■ EXERCISE DESCRIPTION
Take the entries below and write them out exactly, with each picture removed.

■ RECORDS TO USE
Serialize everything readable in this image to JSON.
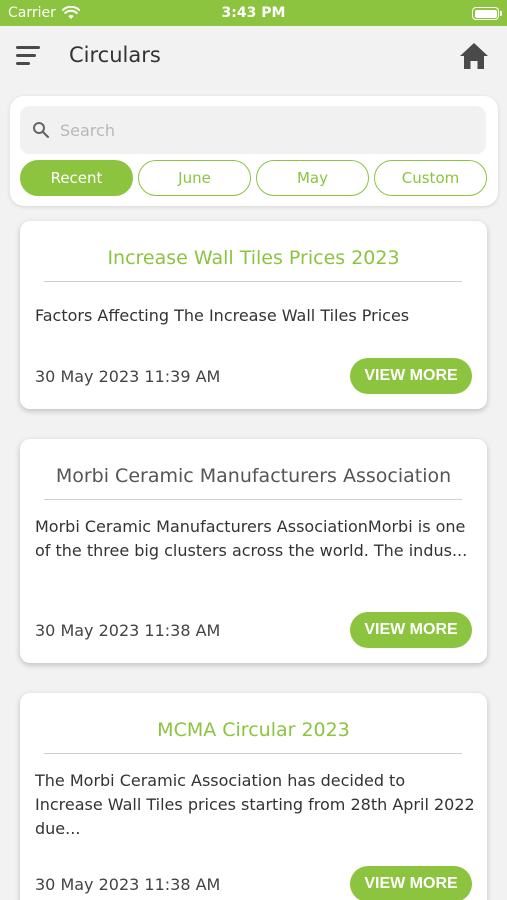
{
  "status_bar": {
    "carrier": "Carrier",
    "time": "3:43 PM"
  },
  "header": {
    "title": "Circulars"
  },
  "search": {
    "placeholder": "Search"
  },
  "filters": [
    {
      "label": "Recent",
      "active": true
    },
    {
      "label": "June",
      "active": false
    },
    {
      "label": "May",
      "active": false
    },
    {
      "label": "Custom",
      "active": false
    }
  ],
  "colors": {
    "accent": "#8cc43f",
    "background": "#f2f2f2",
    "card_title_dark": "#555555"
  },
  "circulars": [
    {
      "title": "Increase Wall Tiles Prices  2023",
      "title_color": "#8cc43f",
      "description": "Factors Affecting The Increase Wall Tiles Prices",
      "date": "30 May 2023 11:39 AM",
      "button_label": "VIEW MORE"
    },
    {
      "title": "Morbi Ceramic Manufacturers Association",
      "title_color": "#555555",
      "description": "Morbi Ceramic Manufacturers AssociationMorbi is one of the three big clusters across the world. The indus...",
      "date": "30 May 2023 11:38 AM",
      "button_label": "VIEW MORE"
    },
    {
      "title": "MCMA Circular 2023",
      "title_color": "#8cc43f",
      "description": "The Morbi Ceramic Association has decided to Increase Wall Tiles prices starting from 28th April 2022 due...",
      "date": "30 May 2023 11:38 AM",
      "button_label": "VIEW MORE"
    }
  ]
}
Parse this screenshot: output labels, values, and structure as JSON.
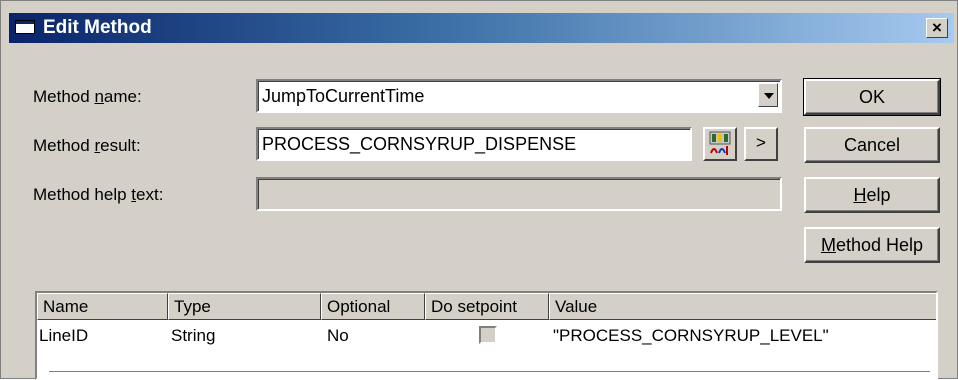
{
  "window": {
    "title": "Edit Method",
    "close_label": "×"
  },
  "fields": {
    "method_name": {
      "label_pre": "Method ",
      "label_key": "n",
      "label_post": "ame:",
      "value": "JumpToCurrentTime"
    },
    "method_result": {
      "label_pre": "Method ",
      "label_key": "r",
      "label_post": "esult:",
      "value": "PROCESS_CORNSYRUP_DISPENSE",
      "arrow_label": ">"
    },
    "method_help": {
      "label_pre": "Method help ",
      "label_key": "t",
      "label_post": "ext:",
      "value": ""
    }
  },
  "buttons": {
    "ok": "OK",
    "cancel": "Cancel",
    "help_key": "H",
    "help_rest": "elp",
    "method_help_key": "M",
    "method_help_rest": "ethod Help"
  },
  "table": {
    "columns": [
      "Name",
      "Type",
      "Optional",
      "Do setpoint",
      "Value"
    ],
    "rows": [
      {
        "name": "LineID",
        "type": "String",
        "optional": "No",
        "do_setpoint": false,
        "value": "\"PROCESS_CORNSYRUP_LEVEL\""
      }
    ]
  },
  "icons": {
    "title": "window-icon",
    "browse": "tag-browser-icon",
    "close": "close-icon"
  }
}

■ TASK RESULT
Serialize everything readable in this image to JSON.
{
  "status_bar": {
    "carrier": "Carrier",
    "time": "3:43 PM"
  },
  "header": {
    "title": "Circulars"
  },
  "search": {
    "placeholder": "Search"
  },
  "filters": [
    {
      "label": "Recent",
      "active": true
    },
    {
      "label": "June",
      "active": false
    },
    {
      "label": "May",
      "active": false
    },
    {
      "label": "Custom",
      "active": false
    }
  ],
  "colors": {
    "accent": "#8cc43f",
    "background": "#f2f2f2",
    "card_title_dark": "#555555"
  },
  "circulars": [
    {
      "title": "Increase Wall Tiles Prices  2023",
      "title_color": "#8cc43f",
      "description": "Factors Affecting The Increase Wall Tiles Prices",
      "date": "30 May 2023 11:39 AM",
      "button_label": "VIEW MORE"
    },
    {
      "title": "Morbi Ceramic Manufacturers Association",
      "title_color": "#555555",
      "description": "Morbi Ceramic Manufacturers AssociationMorbi is one of the three big clusters across the world. The indus...",
      "date": "30 May 2023 11:38 AM",
      "button_label": "VIEW MORE"
    },
    {
      "title": "MCMA Circular 2023",
      "title_color": "#8cc43f",
      "description": "The Morbi Ceramic Association has decided to Increase Wall Tiles prices starting from 28th April 2022 due...",
      "date": "30 May 2023 11:38 AM",
      "button_label": "VIEW MORE"
    }
  ]
}
Parse this screenshot: output labels, values, and structure as JSON.
{
  "window": {
    "title": "Edit Method",
    "close_label": "×"
  },
  "fields": {
    "method_name": {
      "label_pre": "Method ",
      "label_key": "n",
      "label_post": "ame:",
      "value": "JumpToCurrentTime"
    },
    "method_result": {
      "label_pre": "Method ",
      "label_key": "r",
      "label_post": "esult:",
      "value": "PROCESS_CORNSYRUP_DISPENSE",
      "arrow_label": ">"
    },
    "method_help": {
      "label_pre": "Method help ",
      "label_key": "t",
      "label_post": "ext:",
      "value": ""
    }
  },
  "buttons": {
    "ok": "OK",
    "cancel": "Cancel",
    "help_key": "H",
    "help_rest": "elp",
    "method_help_key": "M",
    "method_help_rest": "ethod Help"
  },
  "table": {
    "columns": [
      "Name",
      "Type",
      "Optional",
      "Do setpoint",
      "Value"
    ],
    "rows": [
      {
        "name": "LineID",
        "type": "String",
        "optional": "No",
        "do_setpoint": false,
        "value": "\"PROCESS_CORNSYRUP_LEVEL\""
      }
    ]
  },
  "icons": {
    "title": "window-icon",
    "browse": "tag-browser-icon",
    "close": "close-icon"
  }
}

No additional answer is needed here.